> _Description of the task_
State how many lines in the entries below contain "Customer". Write nothing but the number.

> _Listed records_
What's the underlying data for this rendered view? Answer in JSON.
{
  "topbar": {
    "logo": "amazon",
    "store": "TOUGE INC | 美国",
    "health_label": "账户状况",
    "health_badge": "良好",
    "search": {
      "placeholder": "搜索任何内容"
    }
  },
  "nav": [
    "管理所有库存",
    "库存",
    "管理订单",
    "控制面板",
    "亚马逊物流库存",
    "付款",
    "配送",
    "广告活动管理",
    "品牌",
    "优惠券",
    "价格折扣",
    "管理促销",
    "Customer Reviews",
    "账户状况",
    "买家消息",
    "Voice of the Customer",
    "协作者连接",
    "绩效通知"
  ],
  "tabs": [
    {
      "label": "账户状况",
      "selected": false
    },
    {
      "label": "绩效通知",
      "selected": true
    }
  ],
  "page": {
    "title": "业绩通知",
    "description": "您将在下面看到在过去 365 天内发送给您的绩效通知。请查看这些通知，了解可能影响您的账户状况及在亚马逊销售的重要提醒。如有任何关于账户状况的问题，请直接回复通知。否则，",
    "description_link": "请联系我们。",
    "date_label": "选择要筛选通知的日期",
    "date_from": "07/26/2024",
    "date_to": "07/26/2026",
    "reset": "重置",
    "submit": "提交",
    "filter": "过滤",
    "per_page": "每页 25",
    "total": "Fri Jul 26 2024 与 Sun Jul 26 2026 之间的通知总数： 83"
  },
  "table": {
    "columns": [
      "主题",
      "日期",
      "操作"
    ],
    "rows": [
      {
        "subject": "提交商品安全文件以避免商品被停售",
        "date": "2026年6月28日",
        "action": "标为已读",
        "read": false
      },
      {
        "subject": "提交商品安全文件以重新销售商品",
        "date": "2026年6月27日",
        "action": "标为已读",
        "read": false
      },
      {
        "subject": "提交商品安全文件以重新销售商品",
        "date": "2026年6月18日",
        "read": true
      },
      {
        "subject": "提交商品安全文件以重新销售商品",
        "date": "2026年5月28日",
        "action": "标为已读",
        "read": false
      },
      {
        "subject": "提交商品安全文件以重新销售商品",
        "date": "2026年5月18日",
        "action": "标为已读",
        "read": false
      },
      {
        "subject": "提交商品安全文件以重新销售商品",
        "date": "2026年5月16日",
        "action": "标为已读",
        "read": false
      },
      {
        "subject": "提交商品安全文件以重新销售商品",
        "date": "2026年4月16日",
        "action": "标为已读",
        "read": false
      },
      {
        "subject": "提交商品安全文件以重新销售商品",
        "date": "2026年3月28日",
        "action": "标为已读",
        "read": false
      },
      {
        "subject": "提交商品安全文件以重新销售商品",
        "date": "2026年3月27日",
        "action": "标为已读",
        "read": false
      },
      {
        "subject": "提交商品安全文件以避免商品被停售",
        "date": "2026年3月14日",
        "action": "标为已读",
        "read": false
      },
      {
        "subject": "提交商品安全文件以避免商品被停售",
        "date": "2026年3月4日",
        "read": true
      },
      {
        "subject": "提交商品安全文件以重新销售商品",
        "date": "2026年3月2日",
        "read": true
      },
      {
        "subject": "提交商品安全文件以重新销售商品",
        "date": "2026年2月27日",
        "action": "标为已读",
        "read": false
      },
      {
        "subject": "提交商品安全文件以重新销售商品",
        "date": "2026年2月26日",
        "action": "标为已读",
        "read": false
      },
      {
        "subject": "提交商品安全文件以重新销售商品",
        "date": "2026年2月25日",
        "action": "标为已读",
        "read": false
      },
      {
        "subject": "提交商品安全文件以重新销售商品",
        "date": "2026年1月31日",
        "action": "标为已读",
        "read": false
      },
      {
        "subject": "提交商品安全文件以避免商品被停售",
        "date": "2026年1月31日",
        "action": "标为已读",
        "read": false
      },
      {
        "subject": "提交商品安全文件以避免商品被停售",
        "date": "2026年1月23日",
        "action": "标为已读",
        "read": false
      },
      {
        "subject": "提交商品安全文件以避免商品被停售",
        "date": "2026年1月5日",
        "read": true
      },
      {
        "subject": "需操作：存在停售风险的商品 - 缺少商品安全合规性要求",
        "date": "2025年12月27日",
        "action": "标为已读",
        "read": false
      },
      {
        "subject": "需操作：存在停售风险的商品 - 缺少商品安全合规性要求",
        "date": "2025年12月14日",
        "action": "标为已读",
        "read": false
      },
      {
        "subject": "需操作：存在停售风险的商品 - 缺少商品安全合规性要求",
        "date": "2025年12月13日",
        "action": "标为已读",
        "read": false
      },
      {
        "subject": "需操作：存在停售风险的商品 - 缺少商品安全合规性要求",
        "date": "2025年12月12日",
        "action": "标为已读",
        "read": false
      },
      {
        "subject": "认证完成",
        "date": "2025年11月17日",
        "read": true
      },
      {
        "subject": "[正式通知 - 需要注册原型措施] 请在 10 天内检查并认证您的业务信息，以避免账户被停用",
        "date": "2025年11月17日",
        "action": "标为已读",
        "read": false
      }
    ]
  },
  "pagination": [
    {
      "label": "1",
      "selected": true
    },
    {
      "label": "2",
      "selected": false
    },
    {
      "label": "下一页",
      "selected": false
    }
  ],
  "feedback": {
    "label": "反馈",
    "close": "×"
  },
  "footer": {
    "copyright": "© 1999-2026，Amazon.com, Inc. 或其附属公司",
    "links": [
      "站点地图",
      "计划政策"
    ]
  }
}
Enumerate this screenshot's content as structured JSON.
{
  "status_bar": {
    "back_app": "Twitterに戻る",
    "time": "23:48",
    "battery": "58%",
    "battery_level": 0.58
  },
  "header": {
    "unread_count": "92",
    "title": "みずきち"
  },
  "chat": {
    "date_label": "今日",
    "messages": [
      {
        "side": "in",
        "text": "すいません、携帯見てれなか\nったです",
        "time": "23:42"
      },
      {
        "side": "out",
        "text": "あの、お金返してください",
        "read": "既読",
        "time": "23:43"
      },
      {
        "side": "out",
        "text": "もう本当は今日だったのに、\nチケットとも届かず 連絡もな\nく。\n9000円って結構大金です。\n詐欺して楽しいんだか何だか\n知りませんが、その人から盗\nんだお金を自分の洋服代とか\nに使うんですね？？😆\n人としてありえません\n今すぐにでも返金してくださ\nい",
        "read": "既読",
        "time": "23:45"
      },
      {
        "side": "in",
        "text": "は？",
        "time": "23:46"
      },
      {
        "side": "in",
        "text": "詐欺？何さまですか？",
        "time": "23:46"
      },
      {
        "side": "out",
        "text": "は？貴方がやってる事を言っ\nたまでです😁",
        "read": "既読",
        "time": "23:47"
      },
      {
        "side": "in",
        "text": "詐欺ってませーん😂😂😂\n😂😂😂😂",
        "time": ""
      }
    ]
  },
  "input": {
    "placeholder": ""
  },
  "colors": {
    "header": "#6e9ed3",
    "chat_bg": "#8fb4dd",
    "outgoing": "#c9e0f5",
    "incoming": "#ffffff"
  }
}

> _Exercise solution_
2